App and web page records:
--------------------------------------------------
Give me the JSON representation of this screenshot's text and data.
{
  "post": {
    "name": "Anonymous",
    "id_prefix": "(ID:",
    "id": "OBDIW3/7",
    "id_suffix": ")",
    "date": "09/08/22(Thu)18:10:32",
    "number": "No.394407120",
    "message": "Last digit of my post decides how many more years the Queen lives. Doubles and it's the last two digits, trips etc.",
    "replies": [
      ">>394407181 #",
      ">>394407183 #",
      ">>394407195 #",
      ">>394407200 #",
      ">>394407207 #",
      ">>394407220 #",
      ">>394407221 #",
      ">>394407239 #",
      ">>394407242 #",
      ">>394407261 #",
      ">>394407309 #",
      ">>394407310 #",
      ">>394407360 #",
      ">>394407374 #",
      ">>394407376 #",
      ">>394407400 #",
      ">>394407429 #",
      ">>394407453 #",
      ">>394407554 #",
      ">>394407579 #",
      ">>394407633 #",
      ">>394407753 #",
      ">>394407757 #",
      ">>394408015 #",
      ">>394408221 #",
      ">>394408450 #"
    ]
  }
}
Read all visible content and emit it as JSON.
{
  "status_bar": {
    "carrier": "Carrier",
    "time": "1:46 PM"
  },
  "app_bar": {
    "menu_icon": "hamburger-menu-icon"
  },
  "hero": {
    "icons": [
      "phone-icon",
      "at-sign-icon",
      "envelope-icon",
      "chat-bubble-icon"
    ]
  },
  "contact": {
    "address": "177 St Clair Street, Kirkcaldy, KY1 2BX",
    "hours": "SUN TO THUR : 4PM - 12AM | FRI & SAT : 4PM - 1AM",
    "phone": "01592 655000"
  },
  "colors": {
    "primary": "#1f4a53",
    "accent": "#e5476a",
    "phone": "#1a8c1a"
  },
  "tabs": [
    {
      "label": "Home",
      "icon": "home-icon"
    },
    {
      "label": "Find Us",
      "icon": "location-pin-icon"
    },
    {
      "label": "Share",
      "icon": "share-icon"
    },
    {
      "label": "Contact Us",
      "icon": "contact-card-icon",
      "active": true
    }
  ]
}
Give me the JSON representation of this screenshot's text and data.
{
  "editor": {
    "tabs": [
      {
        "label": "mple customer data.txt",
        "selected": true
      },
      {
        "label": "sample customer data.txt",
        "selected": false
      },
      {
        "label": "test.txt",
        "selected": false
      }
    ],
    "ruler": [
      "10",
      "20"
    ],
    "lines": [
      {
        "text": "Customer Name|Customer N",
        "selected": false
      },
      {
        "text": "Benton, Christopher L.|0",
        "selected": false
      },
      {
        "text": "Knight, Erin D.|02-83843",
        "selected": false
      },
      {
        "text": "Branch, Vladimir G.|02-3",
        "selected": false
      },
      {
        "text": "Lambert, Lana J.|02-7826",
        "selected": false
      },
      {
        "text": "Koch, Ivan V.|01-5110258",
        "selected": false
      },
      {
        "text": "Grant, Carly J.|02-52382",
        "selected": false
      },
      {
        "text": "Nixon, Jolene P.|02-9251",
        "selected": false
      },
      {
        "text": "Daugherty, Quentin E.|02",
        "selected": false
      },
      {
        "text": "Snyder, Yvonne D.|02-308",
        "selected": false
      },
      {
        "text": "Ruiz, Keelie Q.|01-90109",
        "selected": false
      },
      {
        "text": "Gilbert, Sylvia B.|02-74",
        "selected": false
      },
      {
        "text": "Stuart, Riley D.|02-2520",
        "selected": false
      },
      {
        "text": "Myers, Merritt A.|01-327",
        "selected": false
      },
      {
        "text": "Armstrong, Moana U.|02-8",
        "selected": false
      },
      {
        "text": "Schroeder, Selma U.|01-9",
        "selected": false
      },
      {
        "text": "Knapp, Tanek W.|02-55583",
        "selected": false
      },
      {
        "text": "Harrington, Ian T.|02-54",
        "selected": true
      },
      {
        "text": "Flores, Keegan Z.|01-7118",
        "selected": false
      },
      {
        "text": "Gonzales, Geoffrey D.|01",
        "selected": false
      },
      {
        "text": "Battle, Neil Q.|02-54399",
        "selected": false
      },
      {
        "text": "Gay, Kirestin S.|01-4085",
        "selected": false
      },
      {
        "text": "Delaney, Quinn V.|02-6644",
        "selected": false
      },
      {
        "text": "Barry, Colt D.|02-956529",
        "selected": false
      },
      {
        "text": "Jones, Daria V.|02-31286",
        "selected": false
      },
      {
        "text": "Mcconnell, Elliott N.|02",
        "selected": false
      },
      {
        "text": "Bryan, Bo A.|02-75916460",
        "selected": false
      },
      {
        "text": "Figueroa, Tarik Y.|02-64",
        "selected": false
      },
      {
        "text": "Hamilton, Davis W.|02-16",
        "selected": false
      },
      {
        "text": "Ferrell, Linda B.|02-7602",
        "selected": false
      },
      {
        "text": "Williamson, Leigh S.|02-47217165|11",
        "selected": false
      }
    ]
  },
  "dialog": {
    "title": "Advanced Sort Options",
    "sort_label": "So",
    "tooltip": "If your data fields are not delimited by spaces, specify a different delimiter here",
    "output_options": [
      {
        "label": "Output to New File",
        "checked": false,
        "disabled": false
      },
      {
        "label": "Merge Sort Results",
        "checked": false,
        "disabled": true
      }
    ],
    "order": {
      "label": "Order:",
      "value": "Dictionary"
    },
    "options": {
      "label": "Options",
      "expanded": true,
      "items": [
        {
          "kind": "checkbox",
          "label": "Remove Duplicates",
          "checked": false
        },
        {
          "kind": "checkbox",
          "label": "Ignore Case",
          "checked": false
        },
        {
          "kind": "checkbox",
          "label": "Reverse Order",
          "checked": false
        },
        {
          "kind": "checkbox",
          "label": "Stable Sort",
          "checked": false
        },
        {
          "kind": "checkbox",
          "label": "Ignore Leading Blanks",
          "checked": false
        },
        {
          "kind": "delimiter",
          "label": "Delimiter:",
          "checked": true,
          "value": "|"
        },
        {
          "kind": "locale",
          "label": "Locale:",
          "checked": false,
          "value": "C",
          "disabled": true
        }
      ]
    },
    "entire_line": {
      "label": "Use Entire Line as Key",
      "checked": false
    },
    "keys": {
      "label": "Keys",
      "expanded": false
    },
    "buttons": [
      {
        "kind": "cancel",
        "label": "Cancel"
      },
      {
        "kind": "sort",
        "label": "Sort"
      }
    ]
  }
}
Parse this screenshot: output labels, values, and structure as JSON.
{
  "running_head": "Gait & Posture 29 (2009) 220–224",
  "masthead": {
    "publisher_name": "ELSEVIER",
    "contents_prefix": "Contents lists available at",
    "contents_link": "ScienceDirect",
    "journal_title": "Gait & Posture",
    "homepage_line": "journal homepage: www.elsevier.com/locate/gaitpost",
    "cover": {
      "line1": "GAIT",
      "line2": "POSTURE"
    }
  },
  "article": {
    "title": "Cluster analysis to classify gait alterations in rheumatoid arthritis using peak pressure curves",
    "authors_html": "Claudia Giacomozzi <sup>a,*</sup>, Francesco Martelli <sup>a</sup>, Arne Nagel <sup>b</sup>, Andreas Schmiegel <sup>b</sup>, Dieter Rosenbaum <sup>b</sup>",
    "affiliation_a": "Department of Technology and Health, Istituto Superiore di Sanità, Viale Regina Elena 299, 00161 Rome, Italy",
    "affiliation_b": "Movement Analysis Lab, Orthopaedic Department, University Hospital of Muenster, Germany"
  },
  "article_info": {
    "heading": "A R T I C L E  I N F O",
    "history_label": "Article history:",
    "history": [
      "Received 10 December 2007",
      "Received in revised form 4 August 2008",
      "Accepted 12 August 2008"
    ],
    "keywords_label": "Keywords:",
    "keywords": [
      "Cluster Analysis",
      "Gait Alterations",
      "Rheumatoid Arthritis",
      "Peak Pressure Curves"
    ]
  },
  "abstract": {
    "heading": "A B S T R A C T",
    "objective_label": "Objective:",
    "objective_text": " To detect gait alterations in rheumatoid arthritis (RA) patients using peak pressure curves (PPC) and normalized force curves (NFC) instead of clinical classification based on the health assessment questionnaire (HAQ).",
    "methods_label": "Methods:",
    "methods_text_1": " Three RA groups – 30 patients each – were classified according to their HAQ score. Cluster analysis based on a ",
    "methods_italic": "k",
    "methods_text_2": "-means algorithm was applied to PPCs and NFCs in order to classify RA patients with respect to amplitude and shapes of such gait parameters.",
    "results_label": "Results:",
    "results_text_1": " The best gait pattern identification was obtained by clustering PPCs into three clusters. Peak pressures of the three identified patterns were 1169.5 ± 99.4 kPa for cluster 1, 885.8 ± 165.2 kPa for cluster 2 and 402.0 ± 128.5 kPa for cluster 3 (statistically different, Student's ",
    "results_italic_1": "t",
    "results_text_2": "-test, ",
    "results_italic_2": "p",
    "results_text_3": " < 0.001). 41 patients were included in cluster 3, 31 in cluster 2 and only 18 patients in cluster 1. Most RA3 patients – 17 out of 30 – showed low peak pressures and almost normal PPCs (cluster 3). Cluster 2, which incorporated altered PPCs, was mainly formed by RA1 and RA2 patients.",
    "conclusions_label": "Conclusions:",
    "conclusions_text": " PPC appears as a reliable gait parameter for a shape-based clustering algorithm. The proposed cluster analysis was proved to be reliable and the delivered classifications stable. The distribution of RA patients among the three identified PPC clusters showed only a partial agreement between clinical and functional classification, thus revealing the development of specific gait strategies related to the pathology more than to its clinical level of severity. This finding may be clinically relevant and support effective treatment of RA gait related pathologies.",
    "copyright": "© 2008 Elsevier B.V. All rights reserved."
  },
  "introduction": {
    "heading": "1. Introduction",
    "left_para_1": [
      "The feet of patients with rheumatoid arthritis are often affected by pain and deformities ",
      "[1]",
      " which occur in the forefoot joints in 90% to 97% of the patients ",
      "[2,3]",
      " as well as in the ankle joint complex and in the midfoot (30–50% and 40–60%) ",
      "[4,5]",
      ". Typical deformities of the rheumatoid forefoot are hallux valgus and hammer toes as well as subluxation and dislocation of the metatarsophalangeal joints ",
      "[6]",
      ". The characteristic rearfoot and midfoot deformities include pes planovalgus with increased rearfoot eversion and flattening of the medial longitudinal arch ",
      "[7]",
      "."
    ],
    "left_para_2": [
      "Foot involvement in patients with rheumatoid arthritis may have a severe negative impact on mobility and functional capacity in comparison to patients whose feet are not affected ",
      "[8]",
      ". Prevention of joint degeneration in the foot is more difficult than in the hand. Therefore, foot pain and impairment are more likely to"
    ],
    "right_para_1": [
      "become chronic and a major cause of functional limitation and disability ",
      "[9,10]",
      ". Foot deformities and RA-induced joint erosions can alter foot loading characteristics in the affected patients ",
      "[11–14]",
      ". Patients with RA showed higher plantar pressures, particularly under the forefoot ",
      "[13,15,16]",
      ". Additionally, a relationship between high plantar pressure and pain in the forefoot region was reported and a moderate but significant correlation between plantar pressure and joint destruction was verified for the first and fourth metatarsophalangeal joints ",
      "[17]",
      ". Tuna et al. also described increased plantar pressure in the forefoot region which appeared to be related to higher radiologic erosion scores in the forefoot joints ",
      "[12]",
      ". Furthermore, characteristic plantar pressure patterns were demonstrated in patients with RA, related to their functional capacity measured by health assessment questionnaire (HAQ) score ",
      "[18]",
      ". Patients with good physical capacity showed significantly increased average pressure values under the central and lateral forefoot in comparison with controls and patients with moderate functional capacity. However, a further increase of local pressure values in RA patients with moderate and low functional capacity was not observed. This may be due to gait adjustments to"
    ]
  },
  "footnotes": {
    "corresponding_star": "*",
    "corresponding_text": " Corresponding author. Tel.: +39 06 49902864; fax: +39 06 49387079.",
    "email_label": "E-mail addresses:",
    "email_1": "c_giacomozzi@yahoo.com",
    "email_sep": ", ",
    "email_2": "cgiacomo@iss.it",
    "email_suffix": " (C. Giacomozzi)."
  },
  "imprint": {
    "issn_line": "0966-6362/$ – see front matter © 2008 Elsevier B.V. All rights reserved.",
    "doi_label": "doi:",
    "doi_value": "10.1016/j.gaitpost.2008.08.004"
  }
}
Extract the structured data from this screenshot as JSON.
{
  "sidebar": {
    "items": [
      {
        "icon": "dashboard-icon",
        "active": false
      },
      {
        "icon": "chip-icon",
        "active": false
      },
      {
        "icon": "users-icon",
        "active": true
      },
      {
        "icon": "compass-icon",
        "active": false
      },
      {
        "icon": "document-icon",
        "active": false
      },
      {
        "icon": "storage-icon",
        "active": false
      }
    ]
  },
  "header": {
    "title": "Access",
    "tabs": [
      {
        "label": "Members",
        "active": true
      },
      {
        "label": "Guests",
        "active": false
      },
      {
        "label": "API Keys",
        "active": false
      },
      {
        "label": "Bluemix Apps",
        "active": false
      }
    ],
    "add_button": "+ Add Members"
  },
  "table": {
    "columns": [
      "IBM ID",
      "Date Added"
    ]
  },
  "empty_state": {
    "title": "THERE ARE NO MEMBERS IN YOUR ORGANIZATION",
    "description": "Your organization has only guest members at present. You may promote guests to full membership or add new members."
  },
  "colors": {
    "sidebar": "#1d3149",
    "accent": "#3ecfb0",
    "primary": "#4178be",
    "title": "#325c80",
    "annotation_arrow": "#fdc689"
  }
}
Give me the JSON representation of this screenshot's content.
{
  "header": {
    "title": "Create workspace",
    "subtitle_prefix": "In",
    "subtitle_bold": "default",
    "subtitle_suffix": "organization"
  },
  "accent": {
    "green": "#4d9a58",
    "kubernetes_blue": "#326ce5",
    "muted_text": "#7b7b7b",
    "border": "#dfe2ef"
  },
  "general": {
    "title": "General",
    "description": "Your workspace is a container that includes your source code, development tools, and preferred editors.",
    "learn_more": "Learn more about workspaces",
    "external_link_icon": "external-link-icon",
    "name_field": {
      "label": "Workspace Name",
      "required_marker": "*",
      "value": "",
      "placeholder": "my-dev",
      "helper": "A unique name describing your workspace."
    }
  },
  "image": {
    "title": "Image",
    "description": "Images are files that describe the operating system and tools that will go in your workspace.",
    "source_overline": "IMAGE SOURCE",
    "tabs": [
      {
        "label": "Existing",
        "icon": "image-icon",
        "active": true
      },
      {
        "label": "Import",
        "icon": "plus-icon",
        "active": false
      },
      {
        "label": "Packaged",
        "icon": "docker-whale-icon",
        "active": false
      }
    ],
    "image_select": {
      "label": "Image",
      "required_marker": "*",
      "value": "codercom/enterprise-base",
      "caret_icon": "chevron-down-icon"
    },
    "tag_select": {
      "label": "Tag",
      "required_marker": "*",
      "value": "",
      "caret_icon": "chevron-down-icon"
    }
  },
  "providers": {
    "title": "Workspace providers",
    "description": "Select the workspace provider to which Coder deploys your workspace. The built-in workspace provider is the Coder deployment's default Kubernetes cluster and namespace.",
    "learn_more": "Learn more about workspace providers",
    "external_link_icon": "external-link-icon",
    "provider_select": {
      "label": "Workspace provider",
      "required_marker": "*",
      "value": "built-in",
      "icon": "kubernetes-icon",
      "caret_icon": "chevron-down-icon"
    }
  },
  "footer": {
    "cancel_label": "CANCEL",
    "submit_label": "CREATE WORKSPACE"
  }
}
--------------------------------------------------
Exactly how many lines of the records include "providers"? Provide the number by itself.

3